■ **GOAL OF THE EXERCISE**:
A line belongs in the answer if it contains "user"; copy every such line from the entries below.

+ + + + + + +

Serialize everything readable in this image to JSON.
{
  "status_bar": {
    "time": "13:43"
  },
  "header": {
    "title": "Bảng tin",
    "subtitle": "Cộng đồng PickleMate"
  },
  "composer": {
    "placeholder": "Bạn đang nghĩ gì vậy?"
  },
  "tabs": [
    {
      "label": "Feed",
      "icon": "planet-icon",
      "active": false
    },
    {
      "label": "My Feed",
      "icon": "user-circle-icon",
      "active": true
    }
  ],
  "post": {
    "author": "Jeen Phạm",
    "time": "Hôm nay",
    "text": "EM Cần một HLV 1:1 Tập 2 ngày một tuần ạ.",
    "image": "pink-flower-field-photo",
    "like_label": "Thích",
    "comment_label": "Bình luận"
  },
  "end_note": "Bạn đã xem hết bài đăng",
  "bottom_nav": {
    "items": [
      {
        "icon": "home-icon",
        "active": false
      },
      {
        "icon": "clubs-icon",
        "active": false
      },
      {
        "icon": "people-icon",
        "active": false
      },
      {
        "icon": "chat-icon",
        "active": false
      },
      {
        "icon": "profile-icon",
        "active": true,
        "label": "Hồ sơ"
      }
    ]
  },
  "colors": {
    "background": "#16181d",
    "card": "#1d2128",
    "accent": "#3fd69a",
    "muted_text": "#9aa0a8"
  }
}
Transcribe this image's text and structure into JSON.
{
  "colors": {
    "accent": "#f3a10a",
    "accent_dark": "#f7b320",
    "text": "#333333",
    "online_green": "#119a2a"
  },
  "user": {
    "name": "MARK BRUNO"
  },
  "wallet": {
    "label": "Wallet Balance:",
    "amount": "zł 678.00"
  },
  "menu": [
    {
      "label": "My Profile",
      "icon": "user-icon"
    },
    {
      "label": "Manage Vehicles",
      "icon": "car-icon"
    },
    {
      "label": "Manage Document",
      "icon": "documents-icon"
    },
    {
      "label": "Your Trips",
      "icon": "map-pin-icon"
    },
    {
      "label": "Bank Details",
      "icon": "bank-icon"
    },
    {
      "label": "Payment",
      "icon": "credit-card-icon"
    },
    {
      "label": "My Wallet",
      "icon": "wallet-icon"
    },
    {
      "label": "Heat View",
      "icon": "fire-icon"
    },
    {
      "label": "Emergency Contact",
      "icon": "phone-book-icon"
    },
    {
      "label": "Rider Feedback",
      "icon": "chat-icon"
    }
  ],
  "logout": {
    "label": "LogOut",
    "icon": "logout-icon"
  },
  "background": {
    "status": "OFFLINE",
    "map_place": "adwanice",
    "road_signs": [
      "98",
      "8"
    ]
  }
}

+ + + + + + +

■ **SOLUTION TO THIS TASK**:
      "icon": "user-circle-icon",
  "user": {
      "icon": "user-icon"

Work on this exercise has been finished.